- By leaving a review, you provide a service to strangers and you influence the choices and opinions of others;
- The 35.000 participants in the film project were true film fans and had the pleasure of seeing their own film in Dutch cinemas.
There is a growing desire on the part of consumers to be involved in the process of creating value (see ‘How to engage customers in co-creation: customers’ motivations for collaborative innovation’). Reasons include the experience itself, gaining insight and knowledge, social recognition and improving skills. As such, co-creation fits in with several levels of Maslow’s hierarchy of needs: sense of belonging, esteem and self-actualization.
Shorter Travel Times or Drinking Champagne with Supermodels?
Consumers subject their choice for a product or brand to a cost-benefit analysis.
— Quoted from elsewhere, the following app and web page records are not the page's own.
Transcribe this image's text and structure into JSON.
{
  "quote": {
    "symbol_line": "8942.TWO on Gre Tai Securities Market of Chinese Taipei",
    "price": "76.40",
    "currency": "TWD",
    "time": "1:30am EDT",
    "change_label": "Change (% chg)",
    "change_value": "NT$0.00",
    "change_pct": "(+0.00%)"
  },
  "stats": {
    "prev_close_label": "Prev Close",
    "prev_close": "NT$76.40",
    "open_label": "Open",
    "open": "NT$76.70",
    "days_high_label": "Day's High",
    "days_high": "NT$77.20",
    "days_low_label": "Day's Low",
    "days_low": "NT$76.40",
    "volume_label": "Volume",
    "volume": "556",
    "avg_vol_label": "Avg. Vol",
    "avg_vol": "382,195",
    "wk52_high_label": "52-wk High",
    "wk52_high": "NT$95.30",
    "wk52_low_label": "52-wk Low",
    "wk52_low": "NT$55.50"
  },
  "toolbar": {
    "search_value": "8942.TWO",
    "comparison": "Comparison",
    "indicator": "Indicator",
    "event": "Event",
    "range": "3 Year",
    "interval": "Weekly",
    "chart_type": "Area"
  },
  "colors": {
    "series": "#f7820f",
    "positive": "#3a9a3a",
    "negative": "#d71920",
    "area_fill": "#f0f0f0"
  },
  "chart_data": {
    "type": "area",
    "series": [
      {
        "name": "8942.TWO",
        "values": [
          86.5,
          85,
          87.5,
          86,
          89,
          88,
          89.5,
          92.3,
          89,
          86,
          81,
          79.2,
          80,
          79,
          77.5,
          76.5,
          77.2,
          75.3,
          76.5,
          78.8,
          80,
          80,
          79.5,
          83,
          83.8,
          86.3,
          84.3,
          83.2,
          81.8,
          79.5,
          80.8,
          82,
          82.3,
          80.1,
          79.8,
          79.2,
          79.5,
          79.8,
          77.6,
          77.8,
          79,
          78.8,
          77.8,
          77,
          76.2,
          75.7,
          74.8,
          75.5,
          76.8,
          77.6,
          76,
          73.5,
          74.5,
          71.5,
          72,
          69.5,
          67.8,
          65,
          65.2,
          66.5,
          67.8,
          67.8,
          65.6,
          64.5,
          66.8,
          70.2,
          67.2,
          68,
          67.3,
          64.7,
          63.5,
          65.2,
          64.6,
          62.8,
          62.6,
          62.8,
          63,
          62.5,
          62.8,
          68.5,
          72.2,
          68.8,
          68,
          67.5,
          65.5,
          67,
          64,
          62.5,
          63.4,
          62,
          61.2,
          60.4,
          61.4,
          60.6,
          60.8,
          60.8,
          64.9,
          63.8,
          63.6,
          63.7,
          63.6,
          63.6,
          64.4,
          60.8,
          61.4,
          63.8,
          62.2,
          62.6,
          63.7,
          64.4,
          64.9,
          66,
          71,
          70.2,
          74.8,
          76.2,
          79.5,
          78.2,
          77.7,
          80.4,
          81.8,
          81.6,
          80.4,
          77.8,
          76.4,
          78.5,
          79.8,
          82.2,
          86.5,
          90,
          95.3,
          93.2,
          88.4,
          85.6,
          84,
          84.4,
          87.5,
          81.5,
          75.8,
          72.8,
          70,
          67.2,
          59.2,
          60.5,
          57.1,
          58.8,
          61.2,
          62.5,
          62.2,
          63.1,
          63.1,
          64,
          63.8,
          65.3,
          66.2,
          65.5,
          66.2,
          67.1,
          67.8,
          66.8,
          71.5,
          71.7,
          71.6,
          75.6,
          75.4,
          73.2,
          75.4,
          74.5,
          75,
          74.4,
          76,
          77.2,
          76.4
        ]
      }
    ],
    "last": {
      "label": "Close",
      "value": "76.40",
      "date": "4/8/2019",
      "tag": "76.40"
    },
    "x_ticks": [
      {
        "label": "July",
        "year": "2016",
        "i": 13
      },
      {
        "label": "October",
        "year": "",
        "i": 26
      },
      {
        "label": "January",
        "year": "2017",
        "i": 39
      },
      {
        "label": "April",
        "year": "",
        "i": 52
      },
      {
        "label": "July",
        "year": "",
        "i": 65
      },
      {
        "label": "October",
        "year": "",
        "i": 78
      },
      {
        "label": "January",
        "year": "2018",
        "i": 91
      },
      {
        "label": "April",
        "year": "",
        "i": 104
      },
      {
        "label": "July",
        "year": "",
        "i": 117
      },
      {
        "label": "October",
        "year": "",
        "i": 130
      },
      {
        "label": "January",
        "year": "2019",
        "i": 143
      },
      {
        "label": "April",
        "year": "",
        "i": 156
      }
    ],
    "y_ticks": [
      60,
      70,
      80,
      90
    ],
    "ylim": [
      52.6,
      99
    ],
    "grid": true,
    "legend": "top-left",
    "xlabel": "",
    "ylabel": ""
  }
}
But what the previously mentioned Gary Vaynerchuck refers to as the wallet, entails way more than just money. It is what Rory Sutherland means with intangible, perceived or subjective value in his TED-talk, which, according to him, could justifiably replace physical value. The example he provides is the journey by train from London to Paris. “The question was given to a bunch of engineers, about 15 years ago, “How do we make the journey to Paris better?” And they came up with a very good engineering solution, which was to spend six billion pounds by building completely new tracks from London to the coast, and knocking about 40 minutes off a three-and-half-hour journey time. […] Here is my (…) suggestion; what you should in fact do, is employ all of the world’s top male and female supermodels, pay them to walk the length of the train, handing out free Chateau Petrus for the entire duration on the journey. Now, you’ll still have about three billion pounds left in change, and people will ask for the trains to be slowed down.”
It is not just about price and quality. Value also lies in comfort, clarity, exclusiveness, the brand, surprises and of course, the experience itself. The last two can be seen as the wow-factor and wow-moments. Exceeding expectations ensures a positive customer experience which automatically leads to engagement.
Engagement Guarantees Better Supply
Engagement is not the end goal, it is about what you can achieve with it. Especially the customer insights you can obtain with engagement really bring about progress: valuable feedback and insight in customer motivation. This way, you increase your value proposition, which results in your customers receiving more value. When customers realize their feedback is being implemented, 97 percent of them become more loyal to the brand. Being able to really touch the hearts of consumers and engage them, is something that will definitely pay off at that crucial moment when they open their wallets.